Here I am using what is the journalistic definition of a “recession,” also used in many nations although not officially in the US, where these things are determined ex post by an NBER committee. Anyway, that “journalistic” definition is that there be two consecutive quarters of negative GDP growth. Today in the Washington Post I saw a story on global carbon emissions, which are very closely correlated with GDP, if not perfectly. Anyway, it appears that global carbon emissions hit bottom on April 7 and have been slowly rising since then (not sure about US separately, although US somewhat behind most other nations on the covid curve and so on the economic impact as well). I note that April 7 is one week into the second quarter.
This means it is very likely that at the global level we shall see positive economic growth in the second quarter, basically rising since the end of the first week of the quarter, although due to reporting lags in many countries this will not show up as positive growth in the data until later, possibly by the end of the month. This growth is slow, but it is positive, definitely not a V.

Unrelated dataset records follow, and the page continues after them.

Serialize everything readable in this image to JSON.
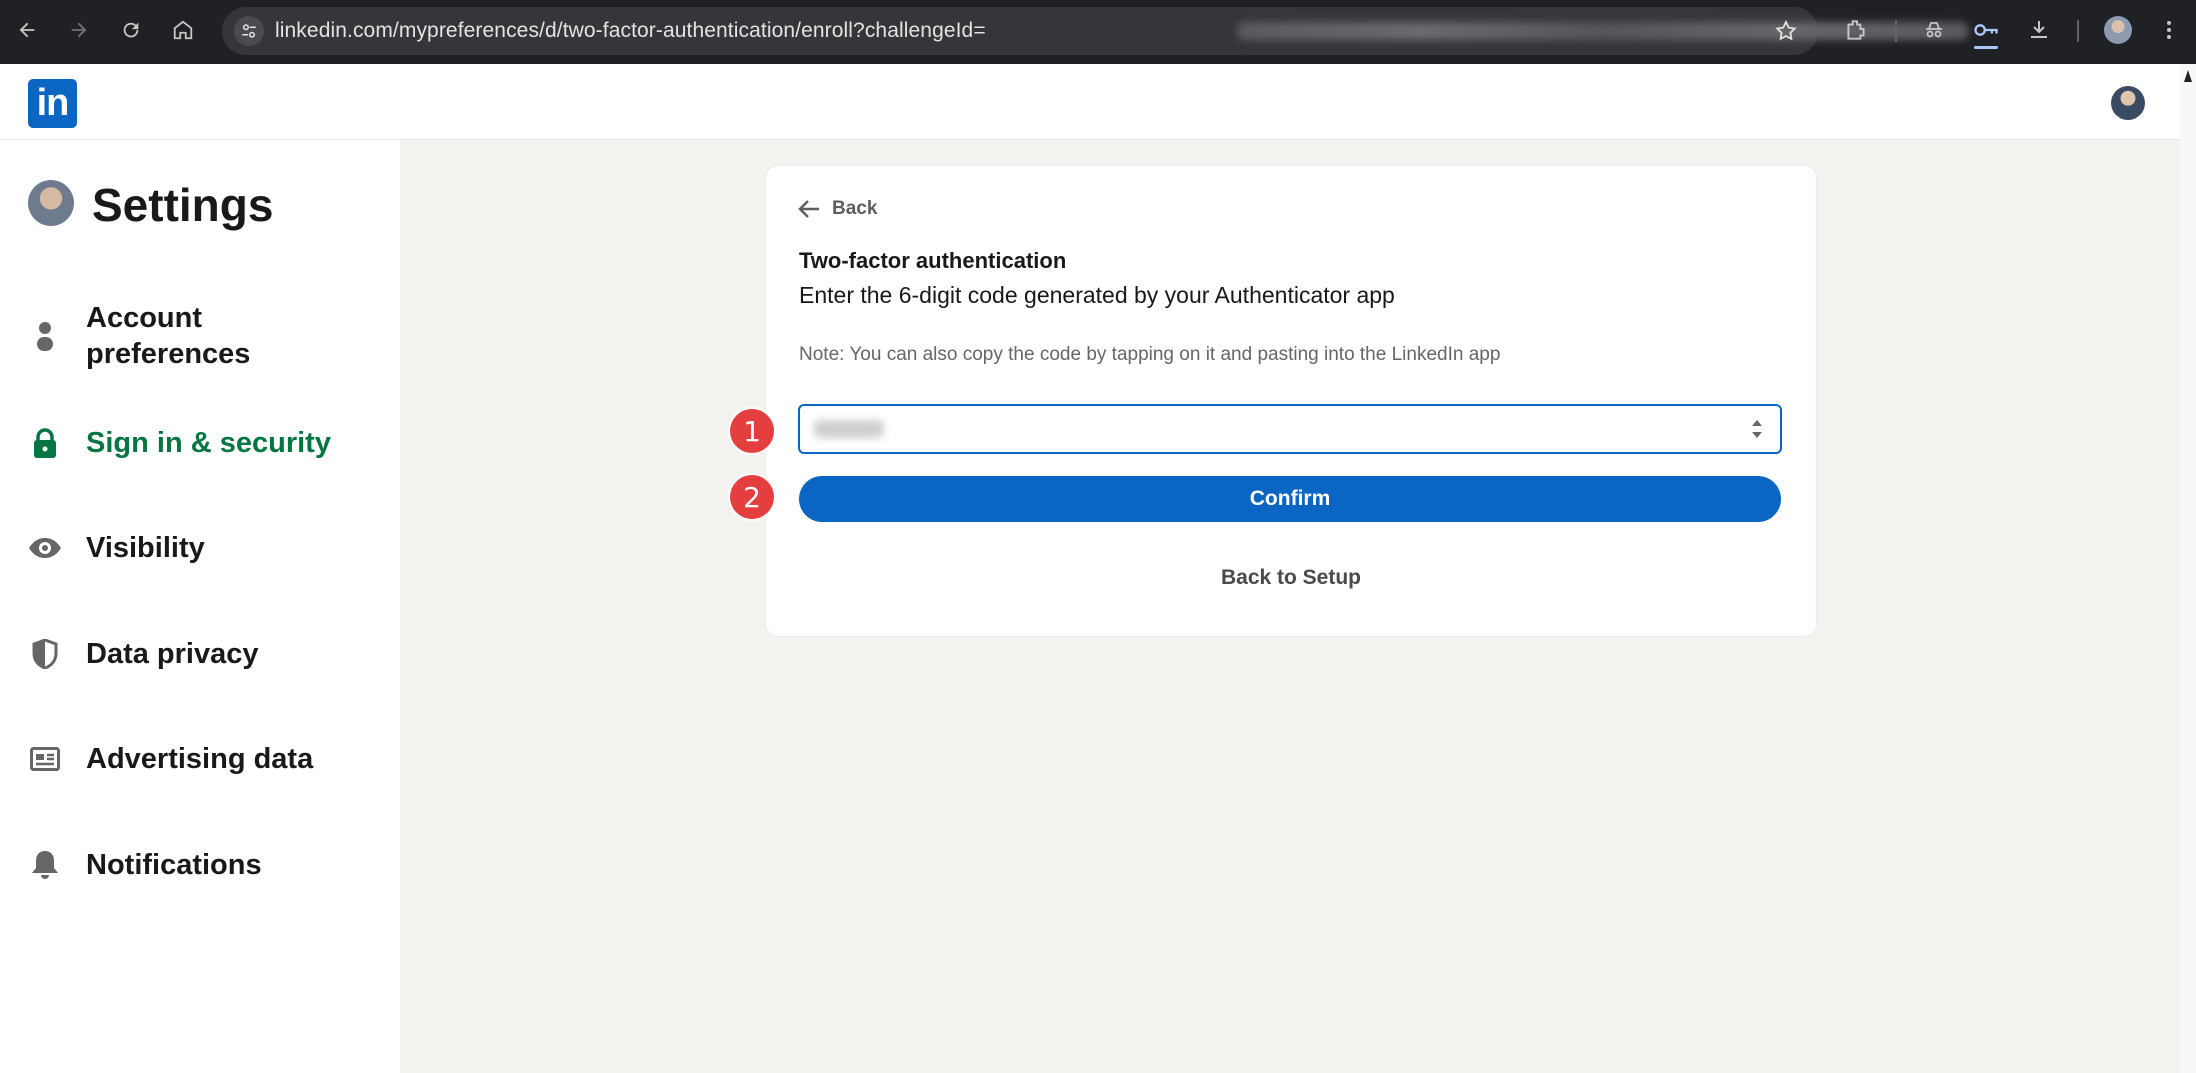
{
  "browser": {
    "url_visible": "linkedin.com/mypreferences/d/two-factor-authentication/enroll?challengeId=",
    "icons": [
      "back-arrow-icon",
      "forward-arrow-icon",
      "reload-icon",
      "home-icon",
      "site-settings-icon",
      "bookmark-star-icon",
      "extensions-icon",
      "incognito-icon",
      "password-key-icon",
      "download-icon",
      "profile-avatar",
      "more-vert-icon"
    ]
  },
  "header": {
    "logo_text": "in",
    "brand_color": "#0a66c2"
  },
  "sidebar": {
    "title": "Settings",
    "active_color": "#057642",
    "items": [
      {
        "label": "Account preferences",
        "icon": "person-icon"
      },
      {
        "label": "Sign in & security",
        "icon": "lock-icon",
        "active": true
      },
      {
        "label": "Visibility",
        "icon": "eye-icon"
      },
      {
        "label": "Data privacy",
        "icon": "shield-icon"
      },
      {
        "label": "Advertising data",
        "icon": "newspaper-icon"
      },
      {
        "label": "Notifications",
        "icon": "bell-icon"
      }
    ]
  },
  "card": {
    "back_label": "Back",
    "title": "Two-factor authentication",
    "subtitle": "Enter the 6-digit code generated by your Authenticator app",
    "note": "Note: You can also copy the code by tapping on it and pasting into the LinkedIn app",
    "confirm_label": "Confirm",
    "back_to_setup_label": "Back to Setup"
  },
  "markers": [
    "1",
    "2"
  ],
  "colors": {
    "marker": "#e53e3e",
    "page_bg": "#f4f2ee"
  }
}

So, assuming this slow growth continues,the world will have seen a massive shock in the first quarter, with most of that in a single month, March, the largest such short term shock in recorded history by far. But it looks that it may have hit bottom quite quickly, then to turn into a slow recovery shortly after the end of the first quarter. First quarter is certainly going to be negative, but second looks very well like it might be positive, at least at the global level, hence, not technically quite a “recession” according to this journalistic definition.